Unless that IP address belongs to a dedicated management network which implements additional security, it is a waste of resources.
Both IPs are, obviously, ending up on the same server.
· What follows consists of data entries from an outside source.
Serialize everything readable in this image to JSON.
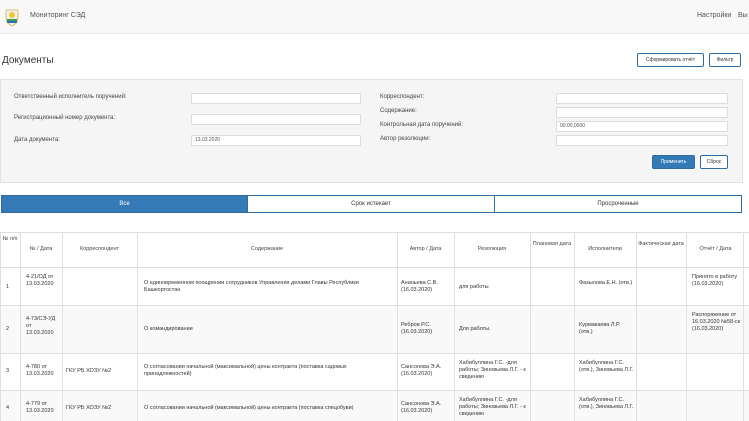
{
  "navbar": {
    "brand": "Мониторинг СЭД",
    "settings": "Настройки",
    "exit": "Вы"
  },
  "page": {
    "title": "Документы",
    "report_button": "Сформировать отчёт",
    "filter_button": "Фильтр"
  },
  "filters": {
    "executor_label": "Ответственный исполнитель поручений:",
    "executor_value": "",
    "regnum_label": "Регистрационный номер документа:",
    "regnum_value": "",
    "docdate_label": "Дата документа:",
    "docdate_value": "13.03.2020",
    "correspondent_label": "Корреспондент:",
    "correspondent_value": "",
    "content_label": "Содержание:",
    "content_value": "",
    "control_date_label": "Контрольная дата поручений:",
    "control_date_value": "00.00.0000",
    "author_label": "Автор резолюции:",
    "author_value": "",
    "apply": "Применить",
    "reset": "Сброс"
  },
  "tabs": [
    "Все",
    "Срок истекает",
    "Просроченные"
  ],
  "table": {
    "headers": {
      "num": "№ п/п",
      "numdate": "№ / Дата",
      "correspondent": "Корреспондент",
      "content": "Содержание",
      "author": "Автор / Дата",
      "resolution": "Резолюция",
      "planned": "Плановая дата",
      "executor": "Исполнители",
      "actual": "Фактическая дата",
      "report": "Отчёт / Дата"
    },
    "rows": [
      {
        "n": "1",
        "numdate": "4-21/ОД от 13.03.2020",
        "correspondent": "",
        "content": "О единовременном поощрении сотрудников Управления делами Главы Республики Башкортостан",
        "author": "Ананьева С.В. (16.03.2020)",
        "resolution": "для работы",
        "planned": "",
        "executor": "Фазылова Е.Н. (отв.)",
        "actual": "",
        "report": "Принято в работу (16.03.2020)"
      },
      {
        "n": "2",
        "numdate": "4-73/СЭ-УД от 13.03.2020",
        "correspondent": "",
        "content": "О командировании",
        "author": "Ребров Р.С. (16.03.2020)",
        "resolution": "Для работы.",
        "planned": "",
        "executor": "Курмакаева Л.Р. (отв.)",
        "actual": "",
        "report": "Распоряжение от 16.03.2020 №58-ск (16.03.2020)"
      },
      {
        "n": "3",
        "numdate": "4-780 от 13.03.2020",
        "correspondent": "ГКУ РБ ХОЗУ №2",
        "content": "О согласовании начальной (максимальной) цены контракта (поставка садовых принадлежностей)",
        "author": "Сансонова Э.А. (16.03.2020)",
        "resolution": "Хабибуллина Г.С. -для работы; Зиновьева Л.Г. - к сведению",
        "planned": "",
        "executor": "Хабибуллина Г.С. (отв.), Зиновьева Л.Г.",
        "actual": "",
        "report": ""
      },
      {
        "n": "4",
        "numdate": "4-779 от 13.03.2020",
        "correspondent": "ГКУ РБ ХОЗУ №2",
        "content": "О согласовании начальной (максимальной) цены контракта (поставка спецобуви)",
        "author": "Сансонова Э.А. (16.03.2020)",
        "resolution": "Хабибуллина Г.С. -для работы; Зиновьева Л.Г. - к сведению",
        "planned": "",
        "executor": "Хабибуллина Г.С. (отв.), Зиновьева Л.Г.",
        "actual": "",
        "report": ""
      }
    ]
  }
}
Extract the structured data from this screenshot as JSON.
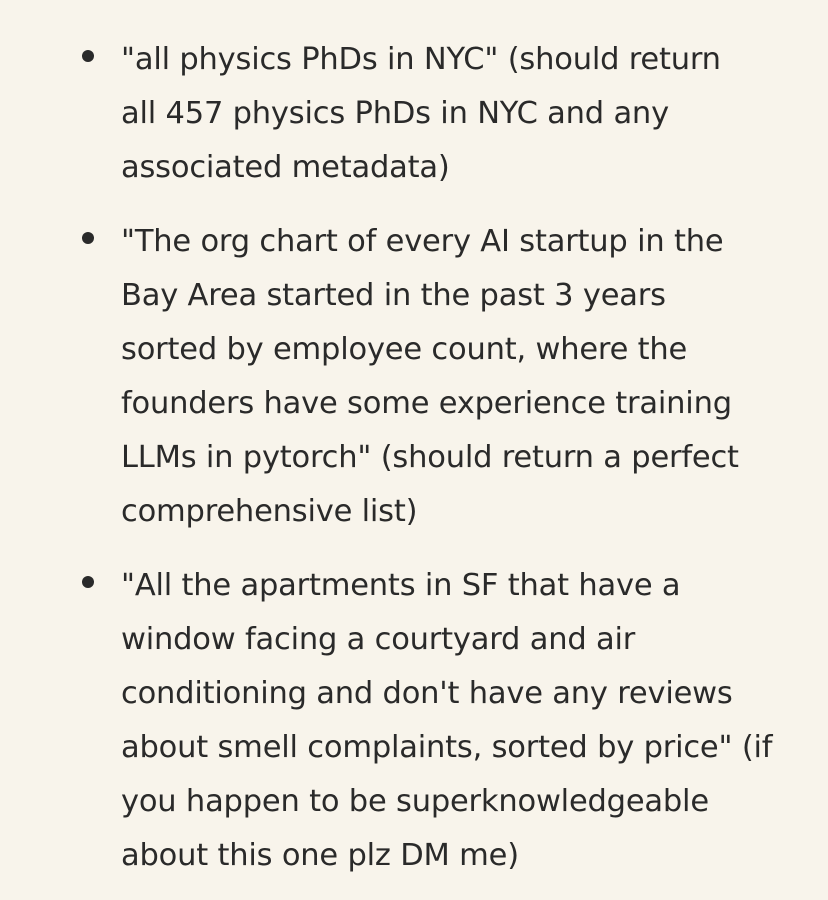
{
  "items": [
    {
      "lines": [
        "\"all physics PhDs in NYC\" (should return",
        "all 457 physics PhDs in NYC and any",
        "associated metadata)"
      ]
    },
    {
      "lines": [
        "\"The org chart of every AI startup in the",
        "Bay Area started in the past 3 years",
        "sorted by employee count, where the",
        "founders have some experience training",
        "LLMs in pytorch\" (should return a perfect",
        "comprehensive list)"
      ]
    },
    {
      "lines": [
        "\"All the apartments in SF that have a",
        "window facing a courtyard and air",
        "conditioning and don't have any reviews",
        "about smell complaints, sorted by price\" (if",
        "you happen to be superknowledgeable",
        "about this one plz DM me)"
      ]
    }
  ]
}
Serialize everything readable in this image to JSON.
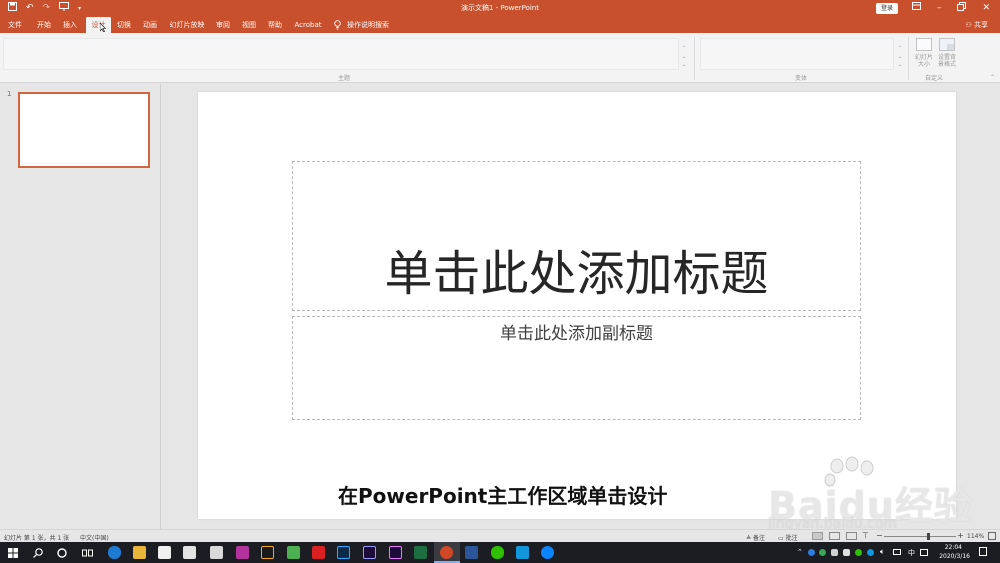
{
  "titlebar": {
    "title": "演示文稿1  -  PowerPoint",
    "login": "登录",
    "qat_icons": [
      "save-icon",
      "undo-icon",
      "redo-icon",
      "start-from-beginning-icon",
      "customize-qat-icon"
    ],
    "window_controls": [
      "ribbon-display-options-icon",
      "minimize-icon",
      "restore-icon",
      "close-icon"
    ]
  },
  "tabs": [
    {
      "label": "文件"
    },
    {
      "label": "开始"
    },
    {
      "label": "插入"
    },
    {
      "label": "设计"
    },
    {
      "label": "切换"
    },
    {
      "label": "动画"
    },
    {
      "label": "幻灯片放映"
    },
    {
      "label": "审阅"
    },
    {
      "label": "视图"
    },
    {
      "label": "帮助"
    },
    {
      "label": "Acrobat"
    },
    {
      "label": "操作说明搜索"
    }
  ],
  "active_tab": "设计",
  "share_label": "共享",
  "ribbon": {
    "group_themes": "主题",
    "group_variants": "变体",
    "group_customize": "自定义",
    "slide_size_label": "幻灯片\n大小",
    "format_bg_label": "设置背\n景格式"
  },
  "thumbnails": [
    {
      "number": "1"
    }
  ],
  "slide": {
    "title_placeholder": "单击此处添加标题",
    "subtitle_placeholder": "单击此处添加副标题"
  },
  "caption": "在PowerPoint主工作区域单击设计",
  "watermark": {
    "text": "Baidu经验",
    "url": "jingyan.baidu.com"
  },
  "statusbar": {
    "slide_info": "幻灯片 第 1 张，共 1 张",
    "language": "中文(中国)",
    "notes": "备注",
    "comments": "批注",
    "zoom": "114%"
  },
  "taskbar": {
    "time": "22:04",
    "date": "2020/3/16"
  },
  "colors": {
    "accent": "#c8502d",
    "taskbar": "#1c1d22"
  }
}
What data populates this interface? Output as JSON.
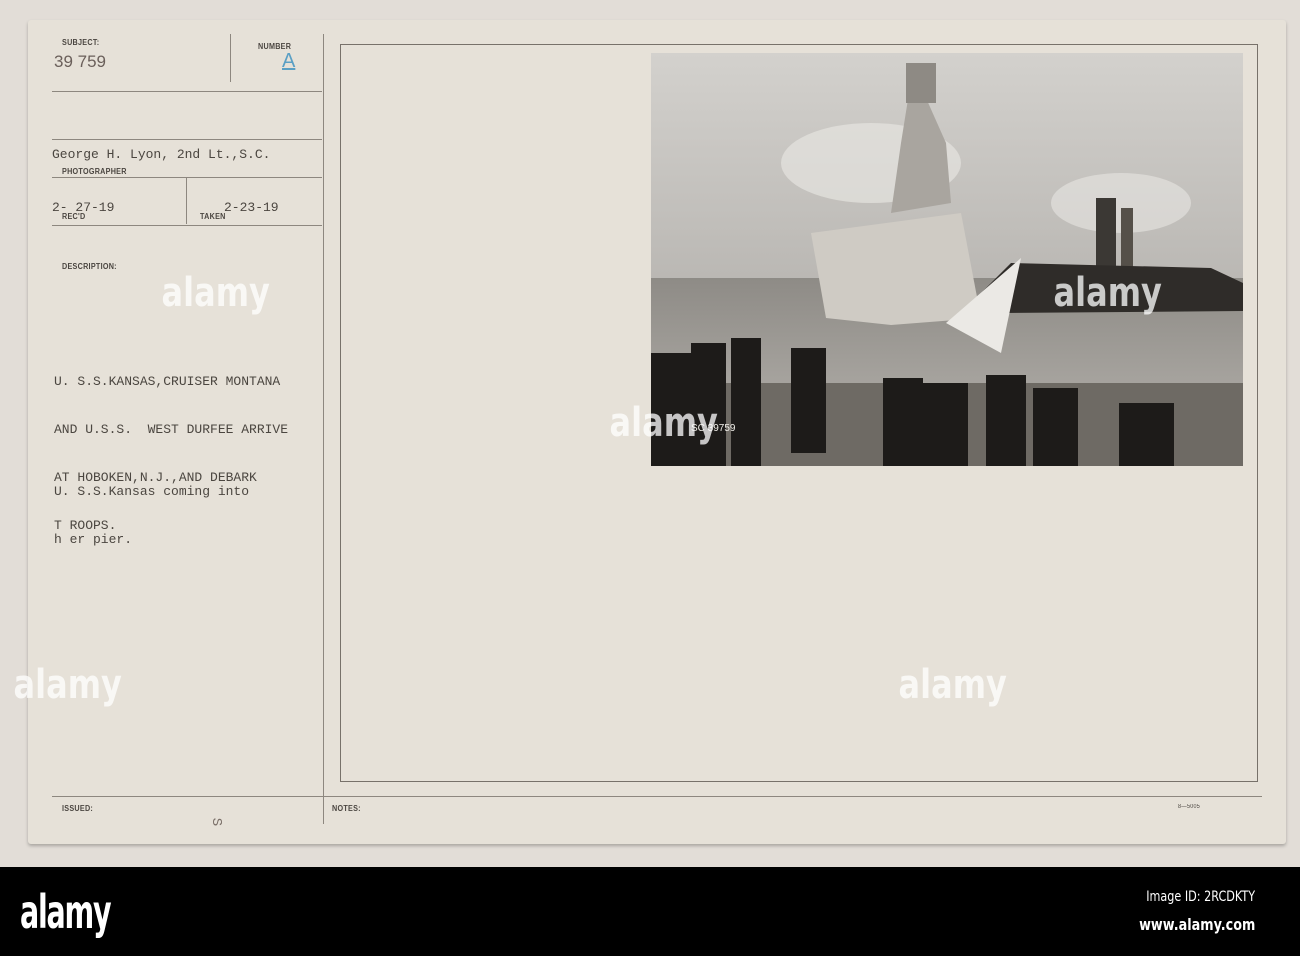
{
  "card": {
    "subject_label": "SUBJECT:",
    "subject_value": "39 759",
    "number_label": "NUMBER",
    "number_value": "A",
    "photographer_value": "George H. Lyon, 2nd Lt.,S.C.",
    "photographer_label": "PHOTOGRAPHER",
    "recd_value": "2- 27-19",
    "recd_label": "REC'D",
    "taken_value": "2-23-19",
    "taken_label": "TAKEN",
    "description_label": "DESCRIPTION:",
    "description_lines": [
      "U. S.S.KANSAS,CRUISER MONTANA",
      "AND U.S.S.  WEST DURFEE ARRIVE",
      "AT HOBOKEN,N.J.,AND DEBARK",
      "T ROOPS."
    ],
    "caption_lines": [
      "U. S.S.Kansas coming into",
      "h er pier."
    ],
    "issued_label": "ISSUED:",
    "issued_mark": "S",
    "notes_label": "NOTES:",
    "form_number": "8—5005",
    "photo_number": "SC 39759"
  },
  "watermark": {
    "text": "alamy"
  },
  "footer": {
    "logo": "alamy",
    "image_id": "Image ID: 2RCDKTY",
    "url": "www.alamy.com"
  }
}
This means that, unless they come in through different networks (i.e. a management network that implements additional protection), there will be no difference locally between a connection to SSH going on one IP or the other: you can firewall these exactly in the same way (if you want) and it doesn't make any more or less obvious in the logs.
The only thing you're "hiding" is the relation between the SSH server and the web server and, unless you have very poor procedure for picking up account names, then it shouldn't matter.
If you're using a dedicated management network, however, it's a different matter: such a network could require all connections to go though a secure authentication phase and impose extra limitation on the conneting party (for instance, you can require them to be physically connected to the network, or go through a VPN requiring 2FA and making sure your client is "clean").